ReplyDeleteVee Eee Technologies

good stuff please continue uploading such information since it is vital for bash scripting

ReplyDeletehow to do addition,subtraction,multiplication of the complex number in shell script??????

ReplyDelete$ let a=10 # Same as 'a=11'

ReplyDeleteWhy does let add 1?

The only portable method without using an external command is:

ReplyDelete$(( _expression_ ))

Superb article. Keep posting.

ReplyDeleteFor more details on bc command check the below link:

bc command examples in unix

i need for finding power of number like in c pow(x,n) how to do this in shell scripting ?

ReplyDeleteVery good posting. Good one

ReplyDeleteGood one

ReplyDeleteThank you very much. This is very good.

ReplyDeleteyou better use bc -l

ReplyDeletei.e.:

echo "$num1 * $num2 = `echo "$num1*$num2"|bc -l`"

echo "$num1 / $num2 = `echo "$num1/$num2"|bc -l`"

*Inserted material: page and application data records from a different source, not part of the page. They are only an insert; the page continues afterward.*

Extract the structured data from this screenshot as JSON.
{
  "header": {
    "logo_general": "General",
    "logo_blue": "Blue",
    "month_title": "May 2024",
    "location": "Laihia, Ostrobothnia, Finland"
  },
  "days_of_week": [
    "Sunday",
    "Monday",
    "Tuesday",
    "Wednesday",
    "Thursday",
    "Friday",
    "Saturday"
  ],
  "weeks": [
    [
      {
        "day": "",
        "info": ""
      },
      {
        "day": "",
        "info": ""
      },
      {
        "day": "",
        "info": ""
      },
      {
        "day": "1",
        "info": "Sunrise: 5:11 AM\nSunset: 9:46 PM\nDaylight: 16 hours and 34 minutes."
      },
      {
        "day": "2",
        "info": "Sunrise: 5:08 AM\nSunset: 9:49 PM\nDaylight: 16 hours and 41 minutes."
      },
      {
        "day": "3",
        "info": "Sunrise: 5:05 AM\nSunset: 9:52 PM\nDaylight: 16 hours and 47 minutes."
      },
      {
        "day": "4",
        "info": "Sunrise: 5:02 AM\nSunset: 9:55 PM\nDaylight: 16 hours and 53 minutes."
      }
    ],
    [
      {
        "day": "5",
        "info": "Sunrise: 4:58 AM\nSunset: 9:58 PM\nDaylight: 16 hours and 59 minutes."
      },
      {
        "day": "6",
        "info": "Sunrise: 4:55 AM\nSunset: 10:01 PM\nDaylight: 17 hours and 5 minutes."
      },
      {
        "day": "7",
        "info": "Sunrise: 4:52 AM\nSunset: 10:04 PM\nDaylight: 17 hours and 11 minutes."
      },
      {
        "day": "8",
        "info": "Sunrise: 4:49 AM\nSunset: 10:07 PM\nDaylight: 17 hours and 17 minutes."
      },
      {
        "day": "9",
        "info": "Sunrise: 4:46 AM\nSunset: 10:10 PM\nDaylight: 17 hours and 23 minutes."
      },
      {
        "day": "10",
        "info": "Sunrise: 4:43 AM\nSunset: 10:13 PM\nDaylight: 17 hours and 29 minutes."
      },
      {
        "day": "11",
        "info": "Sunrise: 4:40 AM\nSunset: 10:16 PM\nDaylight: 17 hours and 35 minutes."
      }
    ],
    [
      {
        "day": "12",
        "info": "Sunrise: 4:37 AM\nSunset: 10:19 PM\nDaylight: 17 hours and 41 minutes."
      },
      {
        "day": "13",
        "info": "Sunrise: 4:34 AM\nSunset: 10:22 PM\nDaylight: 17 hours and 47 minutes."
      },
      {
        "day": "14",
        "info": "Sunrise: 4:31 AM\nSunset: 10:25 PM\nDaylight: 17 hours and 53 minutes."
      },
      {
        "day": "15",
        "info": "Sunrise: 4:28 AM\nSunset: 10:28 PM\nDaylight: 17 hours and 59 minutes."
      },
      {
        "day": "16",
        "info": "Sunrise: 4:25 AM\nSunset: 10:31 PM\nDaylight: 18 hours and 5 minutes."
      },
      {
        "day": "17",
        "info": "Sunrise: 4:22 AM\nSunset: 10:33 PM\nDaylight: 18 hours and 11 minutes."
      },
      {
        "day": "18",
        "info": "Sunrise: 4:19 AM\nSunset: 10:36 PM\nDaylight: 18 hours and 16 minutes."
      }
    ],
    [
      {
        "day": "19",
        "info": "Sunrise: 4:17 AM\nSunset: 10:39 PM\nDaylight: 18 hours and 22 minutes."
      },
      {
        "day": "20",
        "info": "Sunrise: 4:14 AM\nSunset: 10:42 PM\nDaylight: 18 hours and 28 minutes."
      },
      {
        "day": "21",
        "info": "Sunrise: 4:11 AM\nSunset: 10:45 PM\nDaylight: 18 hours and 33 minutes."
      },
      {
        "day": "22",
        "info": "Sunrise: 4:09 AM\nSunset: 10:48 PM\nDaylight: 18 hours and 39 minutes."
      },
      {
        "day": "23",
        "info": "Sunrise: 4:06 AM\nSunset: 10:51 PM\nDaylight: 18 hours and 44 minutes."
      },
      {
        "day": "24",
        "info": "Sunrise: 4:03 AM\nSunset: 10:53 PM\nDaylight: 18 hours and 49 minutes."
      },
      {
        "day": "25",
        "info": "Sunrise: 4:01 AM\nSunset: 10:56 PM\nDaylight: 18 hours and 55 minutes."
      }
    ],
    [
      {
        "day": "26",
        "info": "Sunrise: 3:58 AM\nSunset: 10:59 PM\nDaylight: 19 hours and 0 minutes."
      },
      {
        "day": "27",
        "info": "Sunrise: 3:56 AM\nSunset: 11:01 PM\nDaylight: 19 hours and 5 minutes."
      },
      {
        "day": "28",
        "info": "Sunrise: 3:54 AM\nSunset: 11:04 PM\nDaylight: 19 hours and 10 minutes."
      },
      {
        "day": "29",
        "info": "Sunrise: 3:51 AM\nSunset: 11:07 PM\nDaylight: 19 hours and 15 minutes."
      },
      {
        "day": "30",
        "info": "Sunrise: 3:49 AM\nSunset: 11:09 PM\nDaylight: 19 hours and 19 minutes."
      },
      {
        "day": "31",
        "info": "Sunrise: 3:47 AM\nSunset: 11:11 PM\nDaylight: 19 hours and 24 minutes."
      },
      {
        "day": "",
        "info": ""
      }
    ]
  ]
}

That lets your script to handle floating points

:)